[Website and app data records]

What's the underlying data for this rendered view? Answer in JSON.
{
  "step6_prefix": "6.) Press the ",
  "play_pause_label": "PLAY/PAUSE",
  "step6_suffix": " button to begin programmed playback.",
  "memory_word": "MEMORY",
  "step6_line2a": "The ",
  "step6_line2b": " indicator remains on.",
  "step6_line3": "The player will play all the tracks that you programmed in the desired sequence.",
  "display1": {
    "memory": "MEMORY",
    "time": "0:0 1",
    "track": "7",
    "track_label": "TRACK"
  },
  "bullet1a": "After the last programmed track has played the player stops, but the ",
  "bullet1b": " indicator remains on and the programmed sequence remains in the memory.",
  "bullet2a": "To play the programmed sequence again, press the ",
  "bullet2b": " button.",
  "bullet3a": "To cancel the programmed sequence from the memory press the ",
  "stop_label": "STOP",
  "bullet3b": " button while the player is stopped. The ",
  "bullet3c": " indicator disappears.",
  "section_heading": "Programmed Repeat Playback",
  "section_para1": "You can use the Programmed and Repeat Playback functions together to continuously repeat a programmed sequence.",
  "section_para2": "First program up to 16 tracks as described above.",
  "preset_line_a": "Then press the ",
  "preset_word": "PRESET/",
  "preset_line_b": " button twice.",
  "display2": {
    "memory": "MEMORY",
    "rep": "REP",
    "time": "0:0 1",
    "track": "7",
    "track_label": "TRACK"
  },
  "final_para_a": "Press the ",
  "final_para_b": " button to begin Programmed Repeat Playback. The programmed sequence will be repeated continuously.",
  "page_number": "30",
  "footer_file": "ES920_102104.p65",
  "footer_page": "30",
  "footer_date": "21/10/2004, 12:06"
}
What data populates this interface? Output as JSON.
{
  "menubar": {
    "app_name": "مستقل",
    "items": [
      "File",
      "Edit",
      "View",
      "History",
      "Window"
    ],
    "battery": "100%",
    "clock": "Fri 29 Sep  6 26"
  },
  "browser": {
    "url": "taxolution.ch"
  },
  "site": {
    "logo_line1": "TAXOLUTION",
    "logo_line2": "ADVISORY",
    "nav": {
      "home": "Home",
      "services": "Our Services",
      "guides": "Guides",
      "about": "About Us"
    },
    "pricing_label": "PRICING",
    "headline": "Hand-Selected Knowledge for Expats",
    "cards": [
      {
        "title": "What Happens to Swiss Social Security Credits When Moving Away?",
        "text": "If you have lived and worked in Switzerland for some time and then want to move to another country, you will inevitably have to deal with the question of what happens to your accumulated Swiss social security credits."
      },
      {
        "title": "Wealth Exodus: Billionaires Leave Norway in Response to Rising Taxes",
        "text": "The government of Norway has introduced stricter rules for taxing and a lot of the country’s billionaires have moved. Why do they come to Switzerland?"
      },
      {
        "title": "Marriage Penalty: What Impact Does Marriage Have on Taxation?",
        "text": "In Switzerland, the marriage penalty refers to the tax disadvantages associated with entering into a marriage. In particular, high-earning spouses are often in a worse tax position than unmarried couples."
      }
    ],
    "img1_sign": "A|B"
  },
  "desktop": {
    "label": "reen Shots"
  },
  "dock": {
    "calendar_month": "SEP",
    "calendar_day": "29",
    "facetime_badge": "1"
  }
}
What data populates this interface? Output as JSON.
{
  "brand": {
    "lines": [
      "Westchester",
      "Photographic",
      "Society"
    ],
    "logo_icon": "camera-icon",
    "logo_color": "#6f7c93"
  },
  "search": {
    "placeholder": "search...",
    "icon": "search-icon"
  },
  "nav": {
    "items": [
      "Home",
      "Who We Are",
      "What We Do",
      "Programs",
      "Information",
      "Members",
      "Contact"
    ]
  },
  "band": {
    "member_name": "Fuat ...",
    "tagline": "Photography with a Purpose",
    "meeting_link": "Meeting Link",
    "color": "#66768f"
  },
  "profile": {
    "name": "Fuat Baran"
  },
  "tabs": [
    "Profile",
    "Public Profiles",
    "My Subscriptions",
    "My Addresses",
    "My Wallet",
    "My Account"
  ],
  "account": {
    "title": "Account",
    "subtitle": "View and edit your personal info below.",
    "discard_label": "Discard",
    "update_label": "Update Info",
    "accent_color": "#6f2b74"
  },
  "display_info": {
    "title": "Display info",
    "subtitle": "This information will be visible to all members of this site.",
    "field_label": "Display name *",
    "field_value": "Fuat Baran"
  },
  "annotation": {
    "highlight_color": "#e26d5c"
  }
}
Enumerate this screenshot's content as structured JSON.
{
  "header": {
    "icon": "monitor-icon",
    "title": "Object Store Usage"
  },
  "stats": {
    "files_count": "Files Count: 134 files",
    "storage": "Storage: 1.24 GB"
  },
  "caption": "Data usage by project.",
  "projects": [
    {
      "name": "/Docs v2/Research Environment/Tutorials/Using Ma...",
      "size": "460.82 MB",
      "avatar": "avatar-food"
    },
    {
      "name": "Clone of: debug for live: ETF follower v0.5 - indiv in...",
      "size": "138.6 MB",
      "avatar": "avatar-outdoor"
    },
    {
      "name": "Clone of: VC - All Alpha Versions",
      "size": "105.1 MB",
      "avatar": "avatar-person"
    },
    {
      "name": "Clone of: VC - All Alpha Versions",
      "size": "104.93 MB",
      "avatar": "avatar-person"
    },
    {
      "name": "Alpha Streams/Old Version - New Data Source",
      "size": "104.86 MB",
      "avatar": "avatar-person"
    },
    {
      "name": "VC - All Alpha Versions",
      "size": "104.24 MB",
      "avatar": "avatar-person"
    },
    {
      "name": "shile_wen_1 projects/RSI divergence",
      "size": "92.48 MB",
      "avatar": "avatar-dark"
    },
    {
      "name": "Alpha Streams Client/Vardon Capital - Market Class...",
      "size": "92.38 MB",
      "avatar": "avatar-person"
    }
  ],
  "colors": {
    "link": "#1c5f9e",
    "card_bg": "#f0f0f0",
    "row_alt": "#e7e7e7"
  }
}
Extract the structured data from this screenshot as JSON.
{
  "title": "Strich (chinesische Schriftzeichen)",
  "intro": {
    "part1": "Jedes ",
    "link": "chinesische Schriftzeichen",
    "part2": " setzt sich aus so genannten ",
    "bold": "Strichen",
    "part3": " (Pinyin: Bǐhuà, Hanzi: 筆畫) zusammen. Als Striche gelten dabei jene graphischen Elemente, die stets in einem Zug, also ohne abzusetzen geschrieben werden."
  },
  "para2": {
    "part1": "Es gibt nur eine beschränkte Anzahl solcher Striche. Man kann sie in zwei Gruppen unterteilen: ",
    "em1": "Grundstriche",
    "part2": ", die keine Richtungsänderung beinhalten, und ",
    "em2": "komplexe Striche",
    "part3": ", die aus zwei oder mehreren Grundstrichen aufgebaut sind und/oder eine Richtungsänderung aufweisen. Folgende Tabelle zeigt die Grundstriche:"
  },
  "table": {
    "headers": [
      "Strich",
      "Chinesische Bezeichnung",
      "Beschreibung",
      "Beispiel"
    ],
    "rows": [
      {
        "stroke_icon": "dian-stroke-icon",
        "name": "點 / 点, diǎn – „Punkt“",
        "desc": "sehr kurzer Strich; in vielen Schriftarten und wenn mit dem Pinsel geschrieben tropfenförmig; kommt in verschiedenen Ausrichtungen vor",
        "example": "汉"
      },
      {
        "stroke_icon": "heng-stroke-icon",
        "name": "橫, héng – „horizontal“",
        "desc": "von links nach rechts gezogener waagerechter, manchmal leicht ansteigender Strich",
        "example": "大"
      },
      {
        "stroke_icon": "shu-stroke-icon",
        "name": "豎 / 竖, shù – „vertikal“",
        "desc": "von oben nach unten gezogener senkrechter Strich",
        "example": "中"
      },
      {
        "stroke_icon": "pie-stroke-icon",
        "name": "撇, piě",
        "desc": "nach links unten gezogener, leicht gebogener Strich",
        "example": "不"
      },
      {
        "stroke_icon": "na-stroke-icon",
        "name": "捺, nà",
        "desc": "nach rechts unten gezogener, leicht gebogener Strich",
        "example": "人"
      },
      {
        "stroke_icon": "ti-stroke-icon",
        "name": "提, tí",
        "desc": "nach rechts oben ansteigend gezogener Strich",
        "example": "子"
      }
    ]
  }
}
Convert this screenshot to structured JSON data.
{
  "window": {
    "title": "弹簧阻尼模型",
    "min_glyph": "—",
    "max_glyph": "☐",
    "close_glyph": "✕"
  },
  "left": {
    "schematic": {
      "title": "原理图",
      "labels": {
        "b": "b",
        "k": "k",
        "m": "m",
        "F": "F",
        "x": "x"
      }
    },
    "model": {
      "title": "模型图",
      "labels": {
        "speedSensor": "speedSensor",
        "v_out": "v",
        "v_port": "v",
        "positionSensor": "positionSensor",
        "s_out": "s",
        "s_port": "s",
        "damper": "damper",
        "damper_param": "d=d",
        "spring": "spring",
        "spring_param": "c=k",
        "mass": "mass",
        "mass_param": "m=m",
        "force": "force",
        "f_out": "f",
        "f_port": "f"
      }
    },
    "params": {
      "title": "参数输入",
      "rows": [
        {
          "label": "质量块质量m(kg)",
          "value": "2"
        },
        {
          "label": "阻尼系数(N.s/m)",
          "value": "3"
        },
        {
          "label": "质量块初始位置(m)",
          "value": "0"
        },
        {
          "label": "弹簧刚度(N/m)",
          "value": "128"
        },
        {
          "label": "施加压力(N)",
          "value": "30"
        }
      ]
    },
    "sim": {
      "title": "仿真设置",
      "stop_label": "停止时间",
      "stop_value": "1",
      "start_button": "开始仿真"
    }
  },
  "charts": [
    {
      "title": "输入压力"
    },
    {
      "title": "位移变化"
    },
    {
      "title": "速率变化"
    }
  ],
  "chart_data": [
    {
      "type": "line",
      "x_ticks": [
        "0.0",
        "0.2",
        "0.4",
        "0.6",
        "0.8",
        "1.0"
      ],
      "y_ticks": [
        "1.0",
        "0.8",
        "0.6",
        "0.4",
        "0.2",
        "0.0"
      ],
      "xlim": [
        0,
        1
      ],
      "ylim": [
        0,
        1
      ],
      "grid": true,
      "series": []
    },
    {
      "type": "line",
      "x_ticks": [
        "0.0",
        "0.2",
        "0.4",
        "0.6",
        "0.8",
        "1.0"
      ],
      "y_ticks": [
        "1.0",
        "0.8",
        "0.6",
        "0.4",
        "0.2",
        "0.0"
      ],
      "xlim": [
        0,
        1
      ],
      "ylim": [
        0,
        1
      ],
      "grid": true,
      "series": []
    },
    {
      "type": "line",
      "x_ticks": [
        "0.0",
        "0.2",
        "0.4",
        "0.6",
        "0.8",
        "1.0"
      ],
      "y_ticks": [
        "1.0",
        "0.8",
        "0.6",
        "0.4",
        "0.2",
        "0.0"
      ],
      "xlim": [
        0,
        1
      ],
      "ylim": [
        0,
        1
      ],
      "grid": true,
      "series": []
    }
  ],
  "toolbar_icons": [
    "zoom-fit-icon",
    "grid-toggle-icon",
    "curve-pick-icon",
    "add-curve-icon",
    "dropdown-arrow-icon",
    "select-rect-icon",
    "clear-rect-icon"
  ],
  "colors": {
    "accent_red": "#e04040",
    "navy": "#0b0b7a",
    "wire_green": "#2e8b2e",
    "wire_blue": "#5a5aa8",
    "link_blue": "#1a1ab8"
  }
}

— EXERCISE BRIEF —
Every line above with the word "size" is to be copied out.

— TASK SOLUTION —
      "size": "460.82 MB",
      "size": "138.6 MB",
      "size": "105.1 MB",
      "size": "104.93 MB",
      "size": "104.86 MB",
      "size": "104.24 MB",
      "size": "92.48 MB",
      "size": "92.38 MB",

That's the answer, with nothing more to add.